The pastoral village, dotted by wells and water reservoirs, stands above Refaim Stream and the railway track to Jerusalem, and is a unique case in the Israeli-Palestinian conflict. Its inhabitants were the only Palestinians allowed to continue to cultivate their lands inside Israel's border after the 1948 war. The reason for this anomaly, which was mentioned in the 1949 Armistice Agreements, was an oral agreement between village leaders and Moshe Dayan: The villagers were allowed to cultivate their lands in return for preventing damage to the railway track or the trains. Batir's inhabitants continued to cultivate their lands on both sides of the border until 1967 - and afterward.Yes, Batir or, the fortress town of the commander of the Jewish revolt against Rome, 132-135 CE, Bar Kochba - Betar.
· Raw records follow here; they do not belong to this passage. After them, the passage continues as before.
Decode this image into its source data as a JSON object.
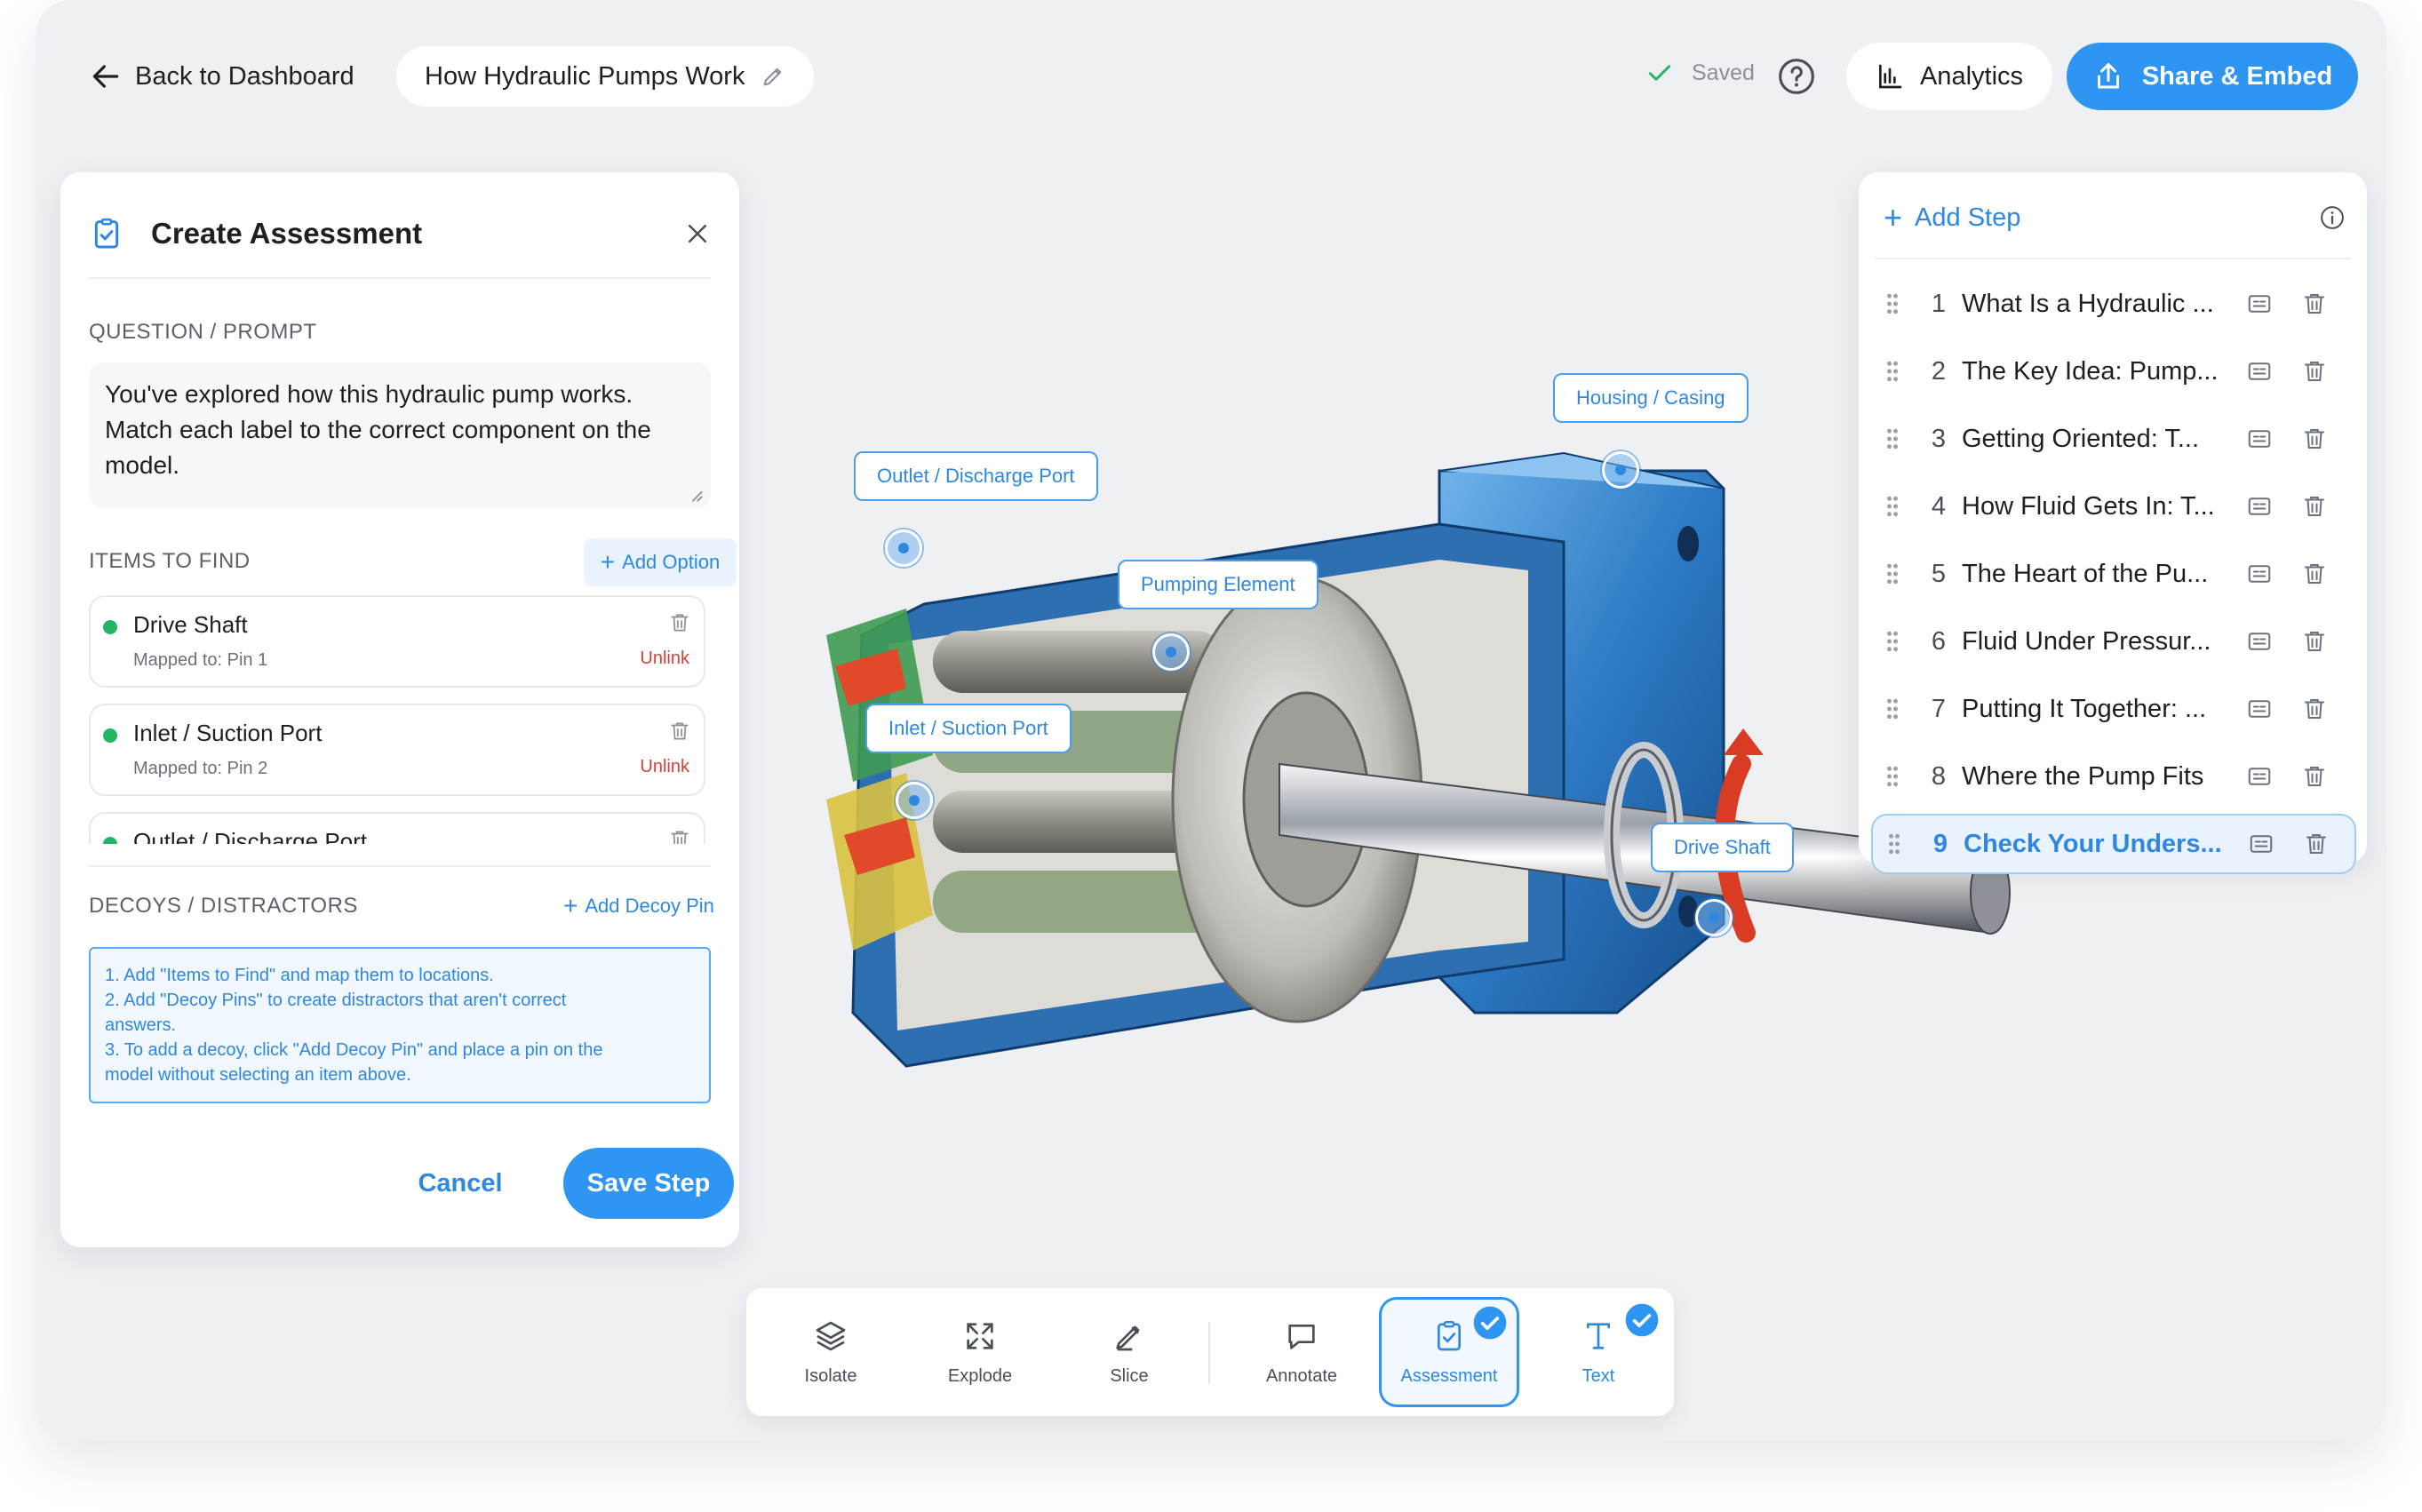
{
  "header": {
    "back_label": "Back to Dashboard",
    "project_title": "How Hydraulic Pumps Work",
    "saved_label": "Saved",
    "analytics_label": "Analytics",
    "share_label": "Share & Embed"
  },
  "assessment": {
    "title": "Create Assessment",
    "question_label": "QUESTION / PROMPT",
    "question_text": "You've explored how this hydraulic pump works. Match each label to the correct component on the model.",
    "items_label": "ITEMS TO FIND",
    "add_option_label": "Add Option",
    "items": [
      {
        "name": "Drive Shaft",
        "mapped": "Mapped to: Pin 1",
        "unlink": "Unlink"
      },
      {
        "name": "Inlet / Suction Port",
        "mapped": "Mapped to: Pin 2",
        "unlink": "Unlink"
      },
      {
        "name": "Outlet / Discharge Port",
        "mapped": "",
        "unlink": ""
      }
    ],
    "decoys_label": "DECOYS / DISTRACTORS",
    "add_decoy_label": "Add Decoy Pin",
    "instructions": [
      "1. Add \"Items to Find\" and map them to locations.",
      "2. Add \"Decoy Pins\" to create distractors that aren't correct",
      "answers.",
      "3. To add a decoy, click \"Add Decoy Pin\" and place a pin on the",
      "model without selecting an item above."
    ],
    "cancel_label": "Cancel",
    "save_label": "Save Step"
  },
  "model": {
    "labels": {
      "housing": "Housing / Casing",
      "outlet": "Outlet / Discharge Port",
      "pumping": "Pumping Element",
      "inlet": "Inlet / Suction Port",
      "drive_shaft": "Drive Shaft"
    }
  },
  "toolbar": {
    "tools": [
      {
        "label": "Isolate",
        "icon": "layers-icon"
      },
      {
        "label": "Explode",
        "icon": "expand-arrows-icon"
      },
      {
        "label": "Slice",
        "icon": "pen-icon"
      },
      {
        "label": "Annotate",
        "icon": "speech-bubble-icon"
      },
      {
        "label": "Assessment",
        "icon": "clipboard-check-icon"
      },
      {
        "label": "Text",
        "icon": "text-T-icon"
      }
    ]
  },
  "steps": {
    "add_label": "Add Step",
    "items": [
      {
        "num": "1",
        "title": "What Is a Hydraulic ..."
      },
      {
        "num": "2",
        "title": "The Key Idea: Pump..."
      },
      {
        "num": "3",
        "title": "Getting Oriented: T..."
      },
      {
        "num": "4",
        "title": "How Fluid Gets In: T..."
      },
      {
        "num": "5",
        "title": "The Heart of the Pu..."
      },
      {
        "num": "6",
        "title": "Fluid Under Pressur..."
      },
      {
        "num": "7",
        "title": "Putting It Together: ..."
      },
      {
        "num": "8",
        "title": "Where the Pump Fits"
      },
      {
        "num": "9",
        "title": "Check Your Unders..."
      }
    ],
    "active_index": 9
  },
  "colors": {
    "accent": "#2f95f3",
    "link": "#2f87e0",
    "danger": "#d2413b",
    "success": "#23b464",
    "background": "#eef0f3"
  }
}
A village that was "hostile" and its inhabitants participated in the Arab terror campaign before (and after) there was an "occupation" or prior to a "settlement" being contructed in Judea and Samaria:
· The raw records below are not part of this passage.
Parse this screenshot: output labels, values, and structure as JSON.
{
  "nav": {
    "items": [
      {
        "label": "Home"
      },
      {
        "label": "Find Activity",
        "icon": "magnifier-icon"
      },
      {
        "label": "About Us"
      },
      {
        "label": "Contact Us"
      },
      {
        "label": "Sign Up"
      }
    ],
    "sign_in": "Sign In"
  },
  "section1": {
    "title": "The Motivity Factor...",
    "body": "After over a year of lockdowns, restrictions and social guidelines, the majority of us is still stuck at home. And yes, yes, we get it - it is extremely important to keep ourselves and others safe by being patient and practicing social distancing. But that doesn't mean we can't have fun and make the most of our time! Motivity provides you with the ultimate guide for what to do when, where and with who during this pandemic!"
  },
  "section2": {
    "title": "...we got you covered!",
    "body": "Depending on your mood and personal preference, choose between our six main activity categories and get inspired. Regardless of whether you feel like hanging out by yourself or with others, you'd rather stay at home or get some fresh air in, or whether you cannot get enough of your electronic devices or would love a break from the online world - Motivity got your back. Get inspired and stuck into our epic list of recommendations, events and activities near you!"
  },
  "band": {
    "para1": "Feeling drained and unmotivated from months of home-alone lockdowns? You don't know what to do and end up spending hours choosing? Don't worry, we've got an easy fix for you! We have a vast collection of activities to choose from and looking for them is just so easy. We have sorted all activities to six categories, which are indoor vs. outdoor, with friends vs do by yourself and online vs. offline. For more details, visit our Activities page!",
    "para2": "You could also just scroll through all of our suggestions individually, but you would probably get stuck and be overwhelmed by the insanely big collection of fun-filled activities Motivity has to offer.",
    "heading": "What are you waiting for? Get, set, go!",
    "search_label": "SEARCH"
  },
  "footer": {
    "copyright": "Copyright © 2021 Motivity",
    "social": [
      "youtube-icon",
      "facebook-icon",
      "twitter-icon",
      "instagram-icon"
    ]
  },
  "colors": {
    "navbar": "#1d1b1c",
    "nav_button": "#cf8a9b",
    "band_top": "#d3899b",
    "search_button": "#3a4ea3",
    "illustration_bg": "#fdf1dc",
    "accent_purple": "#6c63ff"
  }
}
July 5, 1965 - A Fatah cell planted explosives on the railroad tracks to Jerusalem near Kfar Battir.
The railroad suffered numerous terrorist attacks during the 1960s prior to the Six-Day War, especially due to its proximity to the Green Line and the Arab village Battir. On October 27, 1966, one person was injured from a bomb that was placed along the route.
Co-existence is an attainable goal.